6. Did Sophie wake up early on the morning of her intended departure from the cottage only to see out of the window a familiar car parked down at the gated entrance to the cottage and knowing of his persistence decided to put on her boots and walk the 100 yards to the gate to confront him and get rid of him rather than have to deal with him a little later as he blocked her car from exiting the laneway and have a row then, possibly delaying her travel plans and missing her flight?

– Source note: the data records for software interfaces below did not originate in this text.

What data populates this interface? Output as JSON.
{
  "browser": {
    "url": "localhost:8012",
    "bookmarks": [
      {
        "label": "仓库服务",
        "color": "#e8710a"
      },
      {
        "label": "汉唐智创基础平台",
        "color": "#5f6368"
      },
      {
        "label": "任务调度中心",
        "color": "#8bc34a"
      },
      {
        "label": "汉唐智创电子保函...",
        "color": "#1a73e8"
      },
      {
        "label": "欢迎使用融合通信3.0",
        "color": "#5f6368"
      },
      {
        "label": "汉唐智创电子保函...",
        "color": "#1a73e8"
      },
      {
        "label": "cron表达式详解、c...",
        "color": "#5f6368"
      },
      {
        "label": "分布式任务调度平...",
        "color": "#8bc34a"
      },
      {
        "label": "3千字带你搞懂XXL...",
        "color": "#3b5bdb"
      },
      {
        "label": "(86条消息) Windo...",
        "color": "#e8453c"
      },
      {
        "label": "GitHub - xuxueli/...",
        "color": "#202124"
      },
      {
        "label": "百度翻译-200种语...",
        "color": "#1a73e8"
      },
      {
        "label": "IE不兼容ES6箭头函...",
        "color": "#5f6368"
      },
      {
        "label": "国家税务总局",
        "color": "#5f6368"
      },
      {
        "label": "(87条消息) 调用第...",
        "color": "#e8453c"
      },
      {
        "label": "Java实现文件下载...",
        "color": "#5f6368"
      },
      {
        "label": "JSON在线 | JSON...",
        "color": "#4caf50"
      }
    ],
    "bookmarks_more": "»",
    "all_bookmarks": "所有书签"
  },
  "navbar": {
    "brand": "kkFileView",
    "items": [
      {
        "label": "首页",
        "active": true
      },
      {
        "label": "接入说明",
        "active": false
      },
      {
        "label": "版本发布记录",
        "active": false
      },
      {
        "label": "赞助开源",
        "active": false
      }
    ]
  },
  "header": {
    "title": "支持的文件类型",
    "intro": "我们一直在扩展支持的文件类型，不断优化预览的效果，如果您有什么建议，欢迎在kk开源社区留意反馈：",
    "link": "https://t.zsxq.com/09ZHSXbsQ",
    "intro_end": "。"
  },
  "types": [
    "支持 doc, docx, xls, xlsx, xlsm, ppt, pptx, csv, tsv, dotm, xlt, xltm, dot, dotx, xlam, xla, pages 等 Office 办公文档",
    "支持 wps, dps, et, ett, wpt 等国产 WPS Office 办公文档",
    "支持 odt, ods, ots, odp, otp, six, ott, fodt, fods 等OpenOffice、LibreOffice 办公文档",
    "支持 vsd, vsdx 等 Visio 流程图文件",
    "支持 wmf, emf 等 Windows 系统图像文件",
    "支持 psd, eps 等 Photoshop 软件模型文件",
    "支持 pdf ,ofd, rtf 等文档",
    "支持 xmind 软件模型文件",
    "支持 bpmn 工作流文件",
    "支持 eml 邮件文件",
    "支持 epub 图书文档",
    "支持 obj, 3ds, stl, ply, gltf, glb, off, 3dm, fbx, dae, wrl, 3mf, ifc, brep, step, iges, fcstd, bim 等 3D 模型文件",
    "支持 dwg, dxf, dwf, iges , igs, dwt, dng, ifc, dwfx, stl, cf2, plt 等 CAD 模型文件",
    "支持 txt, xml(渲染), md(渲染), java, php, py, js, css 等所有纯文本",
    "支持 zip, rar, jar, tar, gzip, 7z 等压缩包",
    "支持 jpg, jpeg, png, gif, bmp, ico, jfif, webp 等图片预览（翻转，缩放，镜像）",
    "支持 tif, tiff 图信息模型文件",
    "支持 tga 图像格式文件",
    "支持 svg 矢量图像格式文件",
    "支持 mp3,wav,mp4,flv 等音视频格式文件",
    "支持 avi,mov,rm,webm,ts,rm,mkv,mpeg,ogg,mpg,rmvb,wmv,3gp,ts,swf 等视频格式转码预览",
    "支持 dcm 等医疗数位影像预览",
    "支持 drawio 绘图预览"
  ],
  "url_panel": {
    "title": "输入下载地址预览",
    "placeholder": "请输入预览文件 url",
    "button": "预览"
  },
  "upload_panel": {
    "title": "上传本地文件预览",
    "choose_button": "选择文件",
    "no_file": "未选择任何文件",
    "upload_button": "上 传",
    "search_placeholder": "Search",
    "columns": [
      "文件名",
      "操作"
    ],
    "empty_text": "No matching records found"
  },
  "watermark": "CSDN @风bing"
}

7. Imagine, if you will, a frustrated and slightly upset Sophie, still in her night clothes, marching the 100 yards down hill and confronting the driver of the steamed up car, a driver that had probably been sat there for many hours, and most likely having ‘drowned his sorrows’ into the early hours in a local hostilary, perhaps even asleep behind the wheel with the engine running to keep away the early morning cold. Imagine her rousing him from his slumber knocking on the window or opening the door of the car as she beings raising her voice in impatience at his refusal to leave her alone whilst he tries every charm and device to plead with her, begs her to not reject him like this. He tells her he loves her. He tells her how he has never felt like this for any woman before and doesn’t feel he can go on living without her. But Sophie is steadfast in her determination and he is getting nowhere. He begins to cry and the combination of his melancholic alcohol fuelled state and heartbreak drive him from his infatuation into a hate filled rage at what he feels she has done to him. He loses all self control and attacks Sophie with all the pent up rage and brute strength that he can muster. He doesn’t just hit her, he lets go like a raging bull as his hatred of her causes him to punch her to the ground, kick her in the face and drag her by the hair, and she lays on the ground as he knelt astride her his fists are no longer doing the damage to her that his out of control rage demands, so he picks up a block within arms reach and crushes her head with a series of blows. As Sophie’s body goes limp and his rage subsides, he comes to the realisation of what he has done and flees the scene in his car.
It is impossible to reasonably think that any scenario other than that outlined above could explain all the evidence available. It explains the lack of forensics at the house itself, it explains the motive for the killing and the opportunity for the killer. Nothing else makes sense. Find the man she was having the ‘affair’ with, and you’ve found the murderer. It is hard to believe that no one locally knows or suspects who this man is. One thing for certain, it’s unlikely to be Ian Bailey. Why? Because he lacked motive and opportunity apart from lack of access to a car.
In all the murder cases I’ve investigated, or been involved with, killings like this always habe the exact same factors involved, whether it be the killing of a lover, wife or a prostitute. The killer is always under the influence of either alcohol or drugs or both, but mostly alcohol, and there has to be rejection in the face of an expectation (reasonable or not) whilst in the course of an argument that quickly deteriorates to the loss of self control of the attacker.
This 25 year old case is easily solved, find the lover and you’ve found the killer. It really is that simple!